Number 5: ‘Meatless Monday’ (or any day you fancy). So this next one may be a bit controversial, and I’m definitely not preaching to you about being vegetarian, because I love a burger on the BBQ just as much as the next meat eater. However, going ‘Meatless’ for even one day a week would certainly benefit the environment. Replacing meat with fresh veg will definitely save on packaging (because you’re already not using the single-use plastic bags for your fruit and veg, remember?). It also means that you won’t be spending a fortune every night on having meat on your plate. The atmosphere also benefits. As demand for meat drops, greenhouse gases such as methane and carbon dioxide reduce because less animals are creating waste (let’s call it ‘passing wind’).
Number 6: Grow your own food. So this one may not be applicable to everyone. I understand that there’s usually not much access to a garden or veggie patch for most people. However, if you do, why not grow your own? You may have to spend a little bit of money to get your veggie patch sorted with the right seeds etc, but it really is a great way to help the environment. Even if you don’t have much space, how about little pots with lettuce, beans or a tomato plant in? These are great for kids and usually grow quickly. Think about it; there’s no waste from packaging, little to no energy needed for transport and if you grow your veg organically, you won’t use any harmful chemicals in the form of fertilisers which would be detrimental to the soil. You’ll also save money in the long run, and can even sell on surplus stock (or give it away if you’re feeling nice).
I know that not all of these are realistic for everyone. But changing your habits slightly to be thriftier (not wasteful) would not only really benefit our environment, but also your bank account. Most suggestions show that if you try to be environmentally friendly, you also save money. To me it’s a no brainer.

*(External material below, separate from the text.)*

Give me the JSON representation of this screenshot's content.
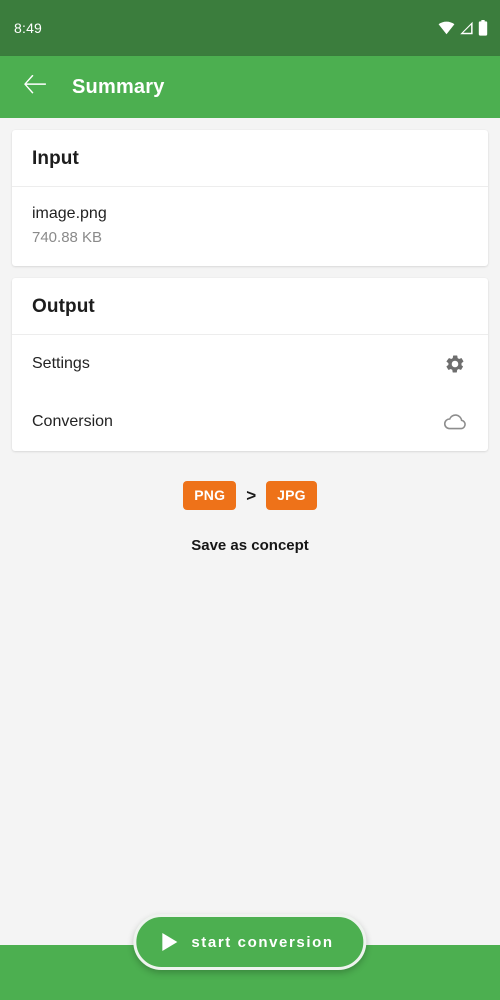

Plus, you can always give yourself the nickname ‘Thrifty Cent’.
Youth Project Officer
(A.K.A Thrifty Cent)